ADAM: Hello, cupcakes! How about getting naked?

EVE: You mean lose the fig leaf?

ADAM: Yeah!

EVE: Knock it off, you idiot! I’m not in the mood.

ADAM: Oh, come on! You never are!

Eve starts to get into the bed and goes to sleep, leaving Adam heartbroken once again.  He walks away from her and talks to the audience.

ADAM: This is my life. God has sentenced me to live with a frigid woman for all eternity and calls it Paradise. That’s rubbish! I’m a passionate man, who needs a flame in his life – a fire!  Why didn’t he create someone like that for me? 

He looks at Eve, sights and then looks back to the audience.

ADAM: I guess I’ll have to do with some solo-action once again. Enjoy your popcorn.

Curtains fall.

[Part 2]

TIME: Nine months later.
PLACE: Paradise.
MUSIC: Not Barry White.

Eve walks back and forth on the stage. She is furious. This morning, a bunch of babies appeared out of nowhere on their doorsteps.  They all look like little versions of Adam.

EVE: Who is she?!

ADAM: Who?

EVE: That bimbo you’ve been cheating with!

ADAM: I promise. You are literally the only woman in my life.

EVE: I don’t believe you. How do you explain the children?

ADAM: A miracle of God?

Eve starts throwing apples at Adam, who runs in a silly manner around the stage.  A thundering voice comes from above, overwhelming both of them.  It’s God.

GOD: Stop this nonsense, both of you.  I’ll explain what happened.  Do you remember, Adam, nine months ago when you did that… guy thing?

ADAM:  Erm… are you talking about the …

GOD: Yes, yes!

EVE: What guy thing?

GOD (ignoring Eve): Well… some of that got into a hole in the soil. And that soil somehow got pregnant and… well… these are your children. Their descendants will be known as elves.

ADAM: What!

Eve starts shouting and the throwing of apples once again and Adam seeks a shelter behind a tree. Avoiding the missiles, Adam turns his head humbly to the sky with one final question.

ADAM: God. Can you tell me one thing?

GOD: Sure.

ADAM: Why did you make her like that?

GOD: It amuses me.

ADAM: I thought so.

Curtains fall again. The show’s over.

By the way, Gin unlike Tolkien, Icelandic elves can do nasty things. Perhaps I’ll tell you about some of them one of these days.

Iceland 2001: The Huldufólk

Those Strange Basalt Formations Could Be a Troll ... or the Home of an Elf

Those Strange Basalt Formations Could Be a Troll … or the Home of an Elf

Many Icelanders, particularly those who grew up before the island became cool, believe in the hidden folk. As a matter of fact, despite all that ice, it was once a very hot place—so hot that the residents bake rye bread by burying it in a hole only a couple of feet deep. Many places, like the original Geysir (yes, that’s how it is spelled) are so hot that a single misstep could plunge you into boiling mud.

There are numerous stories about the island’s hidden folk, or huldufólk, namely trolls, ogres, elves, mermen, and others.
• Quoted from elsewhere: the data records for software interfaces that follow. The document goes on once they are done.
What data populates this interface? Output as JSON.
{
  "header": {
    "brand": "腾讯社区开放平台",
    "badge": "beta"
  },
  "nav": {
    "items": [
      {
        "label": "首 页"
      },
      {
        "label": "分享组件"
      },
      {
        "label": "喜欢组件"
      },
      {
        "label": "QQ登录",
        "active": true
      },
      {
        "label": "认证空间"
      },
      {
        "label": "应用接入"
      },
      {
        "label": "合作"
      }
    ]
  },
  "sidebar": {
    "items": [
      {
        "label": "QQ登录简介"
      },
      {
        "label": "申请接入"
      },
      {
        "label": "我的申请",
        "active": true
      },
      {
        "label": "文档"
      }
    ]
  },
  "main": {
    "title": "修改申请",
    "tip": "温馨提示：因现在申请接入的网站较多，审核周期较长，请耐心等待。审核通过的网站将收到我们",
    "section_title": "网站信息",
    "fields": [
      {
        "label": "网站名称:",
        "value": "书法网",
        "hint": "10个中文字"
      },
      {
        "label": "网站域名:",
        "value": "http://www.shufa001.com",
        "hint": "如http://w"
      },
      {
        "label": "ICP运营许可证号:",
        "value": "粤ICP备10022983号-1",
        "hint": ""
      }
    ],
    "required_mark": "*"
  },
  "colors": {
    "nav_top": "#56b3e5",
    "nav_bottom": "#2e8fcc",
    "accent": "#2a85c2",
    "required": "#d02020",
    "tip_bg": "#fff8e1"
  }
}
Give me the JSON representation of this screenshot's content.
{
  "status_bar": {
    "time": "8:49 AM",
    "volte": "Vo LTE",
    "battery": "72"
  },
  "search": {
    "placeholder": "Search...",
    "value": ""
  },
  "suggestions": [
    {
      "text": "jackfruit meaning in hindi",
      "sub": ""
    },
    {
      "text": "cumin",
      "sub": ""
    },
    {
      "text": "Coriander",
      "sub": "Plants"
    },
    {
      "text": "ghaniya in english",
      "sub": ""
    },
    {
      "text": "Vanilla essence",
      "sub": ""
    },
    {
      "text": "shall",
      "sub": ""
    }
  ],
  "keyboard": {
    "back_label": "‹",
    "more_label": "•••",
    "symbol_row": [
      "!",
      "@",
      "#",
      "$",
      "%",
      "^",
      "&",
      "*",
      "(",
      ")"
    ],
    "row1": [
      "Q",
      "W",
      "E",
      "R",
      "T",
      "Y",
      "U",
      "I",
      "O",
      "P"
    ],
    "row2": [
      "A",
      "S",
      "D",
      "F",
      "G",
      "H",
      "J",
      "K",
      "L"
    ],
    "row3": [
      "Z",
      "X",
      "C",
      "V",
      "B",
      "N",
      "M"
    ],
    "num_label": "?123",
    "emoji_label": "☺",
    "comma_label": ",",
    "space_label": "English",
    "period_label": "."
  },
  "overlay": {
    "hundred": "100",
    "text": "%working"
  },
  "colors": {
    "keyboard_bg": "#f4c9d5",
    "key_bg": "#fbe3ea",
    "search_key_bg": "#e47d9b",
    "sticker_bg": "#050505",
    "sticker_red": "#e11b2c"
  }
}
If you think I’m being tongue-in-cheek while writing this, allow me to refer you to a story that recently hit the news in Reykjavík.

An interest group called Hraunavinir (‘Lava Friends’) is planning to sue over the making of a new road to Álftanes from Engidalur in Garðabær, across the lava field Gálgahraun, and to a roundabout opposite Bessastaðir, the presidential residence.

Seer and piano instructor Erla Stefánsdóttir maintains that the elf boulder Ófeigskirkja will be destroyed in the process and fears that wrath of dwarves in the hidden world will cause accidents on the road, Fréttablaðið reports.

Now this is not the type of story one would encounter in the New York Times. What I found particularly interesting was that there were some serious follow-up stories, including one just a few days ago in which one resident suggested the whole problem could be eliminated by a couple of strategically-placed roundabouts.

In Reykjavík, there is even an Elfschool, which has been open for over twenty years. It is run by Magnus Skarpheðinsson, who is an expert on Iceland’s huldufólk.

When I look at that basaltic plug in the photo above, at Dimmuborgir on the shores of Lake Mývatn in Northeast Iceland, I think that it may well be a petrified troll who hung around after sunset, or the residence of elves, who venture forth from their stony fastness to confound the ways of men.